TRace Plot Realtime (trpr) Distribution (2.1b10)
This directory contains the source code and documentation for the "trpr" program which analyzes trace files, provides statistics and histograms and allows for graphical display of analytical results. Trpr supports trace (log) files produced by the following programs:
tcpdump (using tcpdump's hexadecimal (-x) output)
mgen (NRL's "Multi-generator" message generation program)
ns-2 (The Berkeley/ISI network simulation tool.
"Trpr" has filter options and can display plots for different "flows" of data (defined by protocol type, source, and destination). "Trpr" provides built-in support for display of graphical data using the "gnuplot" plotting program, but its output may also be plotted using other graphing tools.
README.TXT - this file.
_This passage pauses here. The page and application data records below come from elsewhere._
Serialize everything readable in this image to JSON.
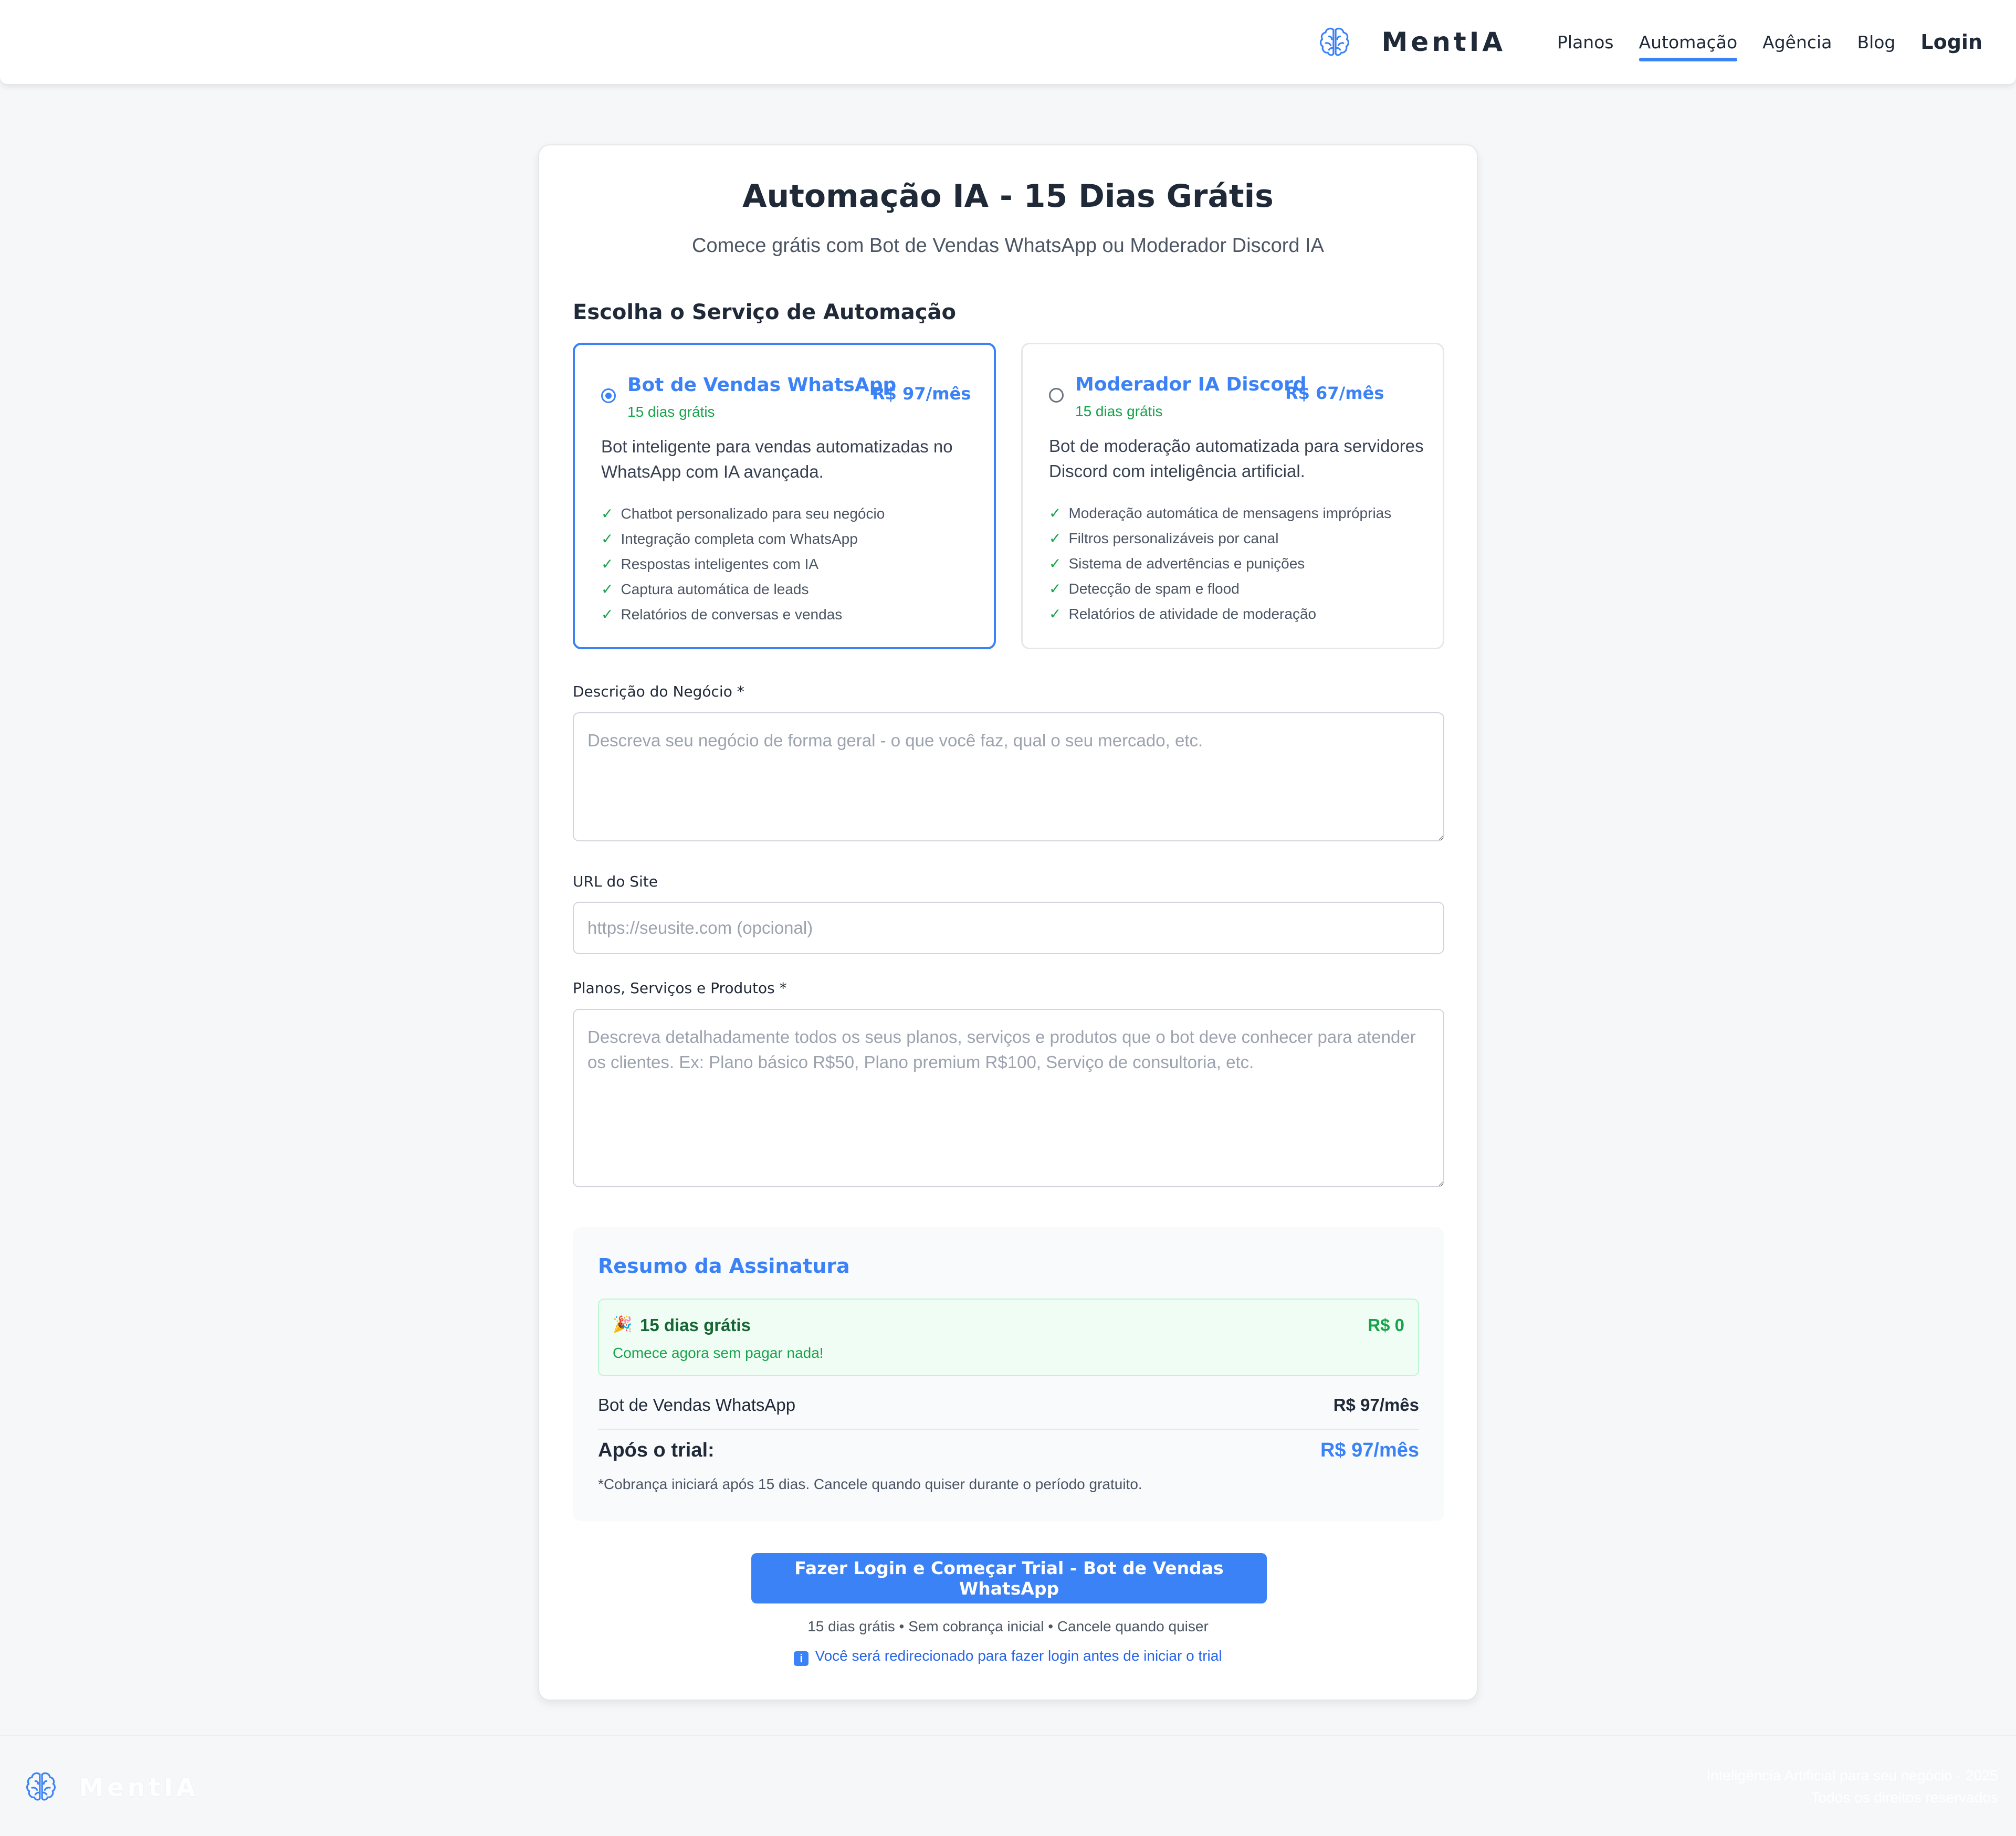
{
  "header": {
    "brand": "MentIA",
    "nav": [
      "Planos",
      "Automação",
      "Agência",
      "Blog"
    ],
    "login": "Login"
  },
  "page": {
    "title": "Automação IA - 15 Dias Grátis",
    "subtitle": "Comece grátis com Bot de Vendas WhatsApp ou Moderador Discord IA",
    "section_title": "Escolha o Serviço de Automação"
  },
  "services": [
    {
      "name": "Bot de Vendas WhatsApp",
      "price": "R$ 97/mês",
      "trial": "15 dias grátis",
      "selected": true,
      "description": "Bot inteligente para vendas automatizadas no WhatsApp com IA avançada.",
      "features": [
        "Chatbot personalizado para seu negócio",
        "Integração completa com WhatsApp",
        "Respostas inteligentes com IA",
        "Captura automática de leads",
        "Relatórios de conversas e vendas"
      ]
    },
    {
      "name": "Moderador IA Discord",
      "price": "R$ 67/mês",
      "trial": "15 dias grátis",
      "selected": false,
      "description": "Bot de moderação automatizada para servidores Discord com inteligência artificial.",
      "features": [
        "Moderação automática de mensagens impróprias",
        "Filtros personalizáveis por canal",
        "Sistema de advertências e punições",
        "Detecção de spam e flood",
        "Relatórios de atividade de moderação"
      ]
    }
  ],
  "form": {
    "business_label": "Descrição do Negócio *",
    "business_value": "",
    "business_placeholder": "Descreva seu negócio de forma geral - o que você faz, qual o seu mercado, etc.",
    "url_label": "URL do Site",
    "url_value": "",
    "url_placeholder": "https://seusite.com (opcional)",
    "plans_label": "Planos, Serviços e Produtos *",
    "plans_value": "",
    "plans_placeholder": "Descreva detalhadamente todos os seus planos, serviços e produtos que o bot deve conhecer para atender os clientes. Ex: Plano básico R$50, Plano premium R$100, Serviço de consultoria, etc."
  },
  "summary": {
    "title": "Resumo da Assinatura",
    "trial_emoji": "🎉",
    "trial_title": "15 dias grátis",
    "trial_value": "R$ 0",
    "trial_note": "Comece agora sem pagar nada!",
    "service_label": "Bot de Vendas WhatsApp",
    "service_value": "R$ 97/mês",
    "after_label": "Após o trial:",
    "after_value": "R$ 97/mês",
    "note": "*Cobrança iniciará após 15 dias. Cancele quando quiser durante o período gratuito."
  },
  "cta": {
    "label": "Fazer Login e Começar Trial - Bot de Vendas WhatsApp",
    "note": "15 dias grátis • Sem cobrança inicial • Cancele quando quiser",
    "info_icon": "i",
    "redirect_note": "Você será redirecionado para fazer login antes de iniciar o trial"
  },
  "footer": {
    "brand": "MentIA",
    "copyright": "Inteligência Artificial para seu negócio · 2025",
    "rights": "Todos os direitos reservados"
  },
  "colors": {
    "accent": "#3b82f6",
    "success": "#16a34a",
    "background": "#f6f7f8"
  },
  "icons": {
    "logo": "brain-icon",
    "check": "check-icon",
    "info": "info-icon"
  }
}
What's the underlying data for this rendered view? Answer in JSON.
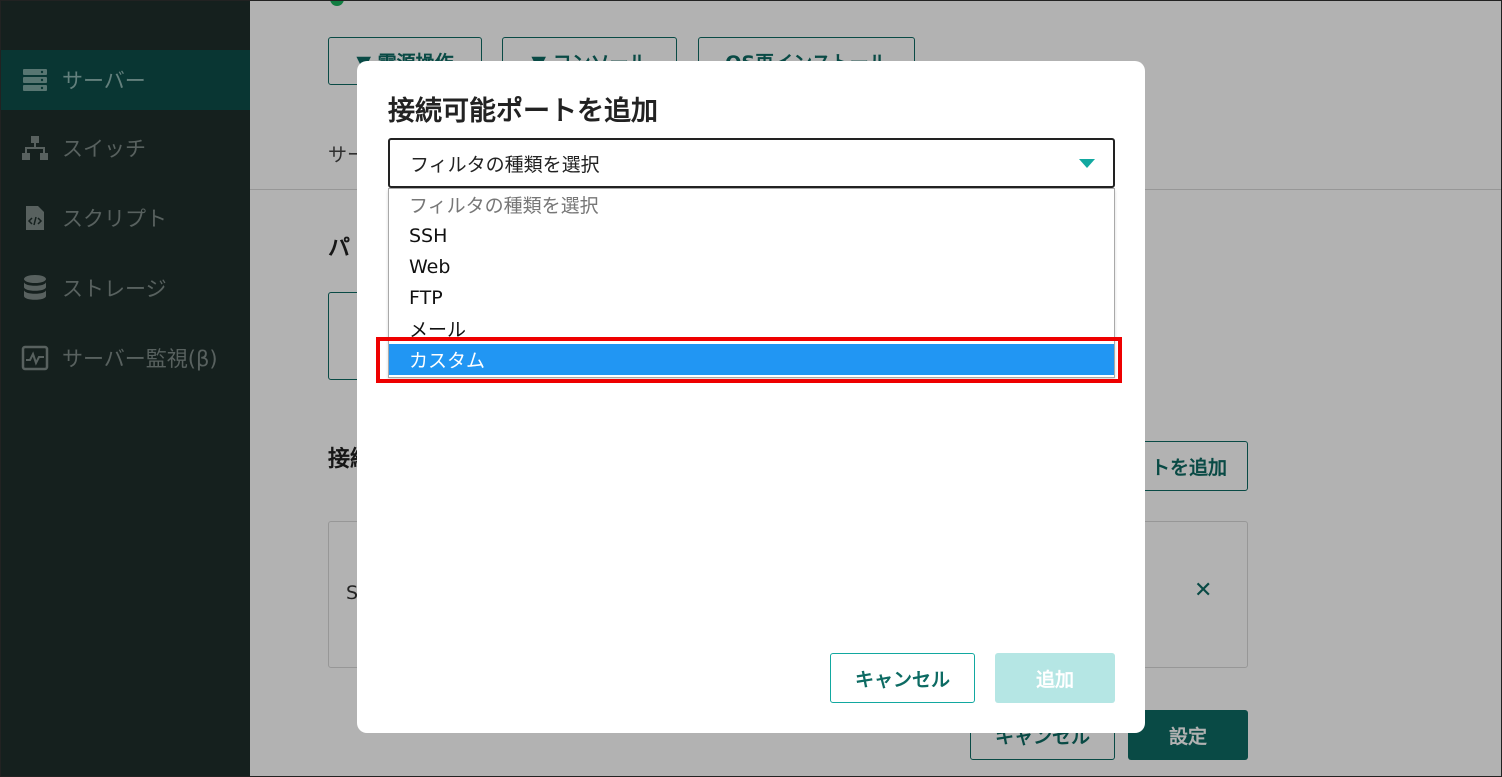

trpr.cpp - C++ source code for the "trpr" program
trpr.html - "Trpr" User's Guide.
hcat.cpp - C++ source code for "hcat", the histogram concatenation program.
g++ -o trpr trpr.cpp -lm
g++ -o hcat hcat.cpp -lm
OR: "make -f Makefile.linux"
The Histogram Concatenator ("hcat") is useful for post-processing the histogram output produced by "trpr". "hcat" can be used to combine multiple histograms and to retrieve some summary statistics from the histogram data.
hcat [normalize] [percent [:]] file1 [file2 file3 ...]
normalize - The minimum bin is adjusted to correspond to zero. Other bins are correspondingly linearly adjusted.
percent [:] - Calculates the percentage of data points lying in the specified range.
The are expected to contain histogram data in pairs of data in the order of minimum bin to maximum bin, with the first value of the pair specifying the bin and the second value specifying the number of data points for that histogram bin. Lines beginning with '#' are ignored as comments.
TRPR IPv6 support is still a bit "kludgy". I plan to re-write TRPR to use my "Protolib" stuff to leverage those address-independent classes and to better support TRPR cross-platform portability. Meanwhile, some notes:
For MGEN IPv6 flows, you can (and may have) to use abbreviated IPv6 addresses in your flow descriptions provided on the command-line.
For tcpdump file analysis, note that full (non-abbreviated) IPv6 address syntax MUST be used.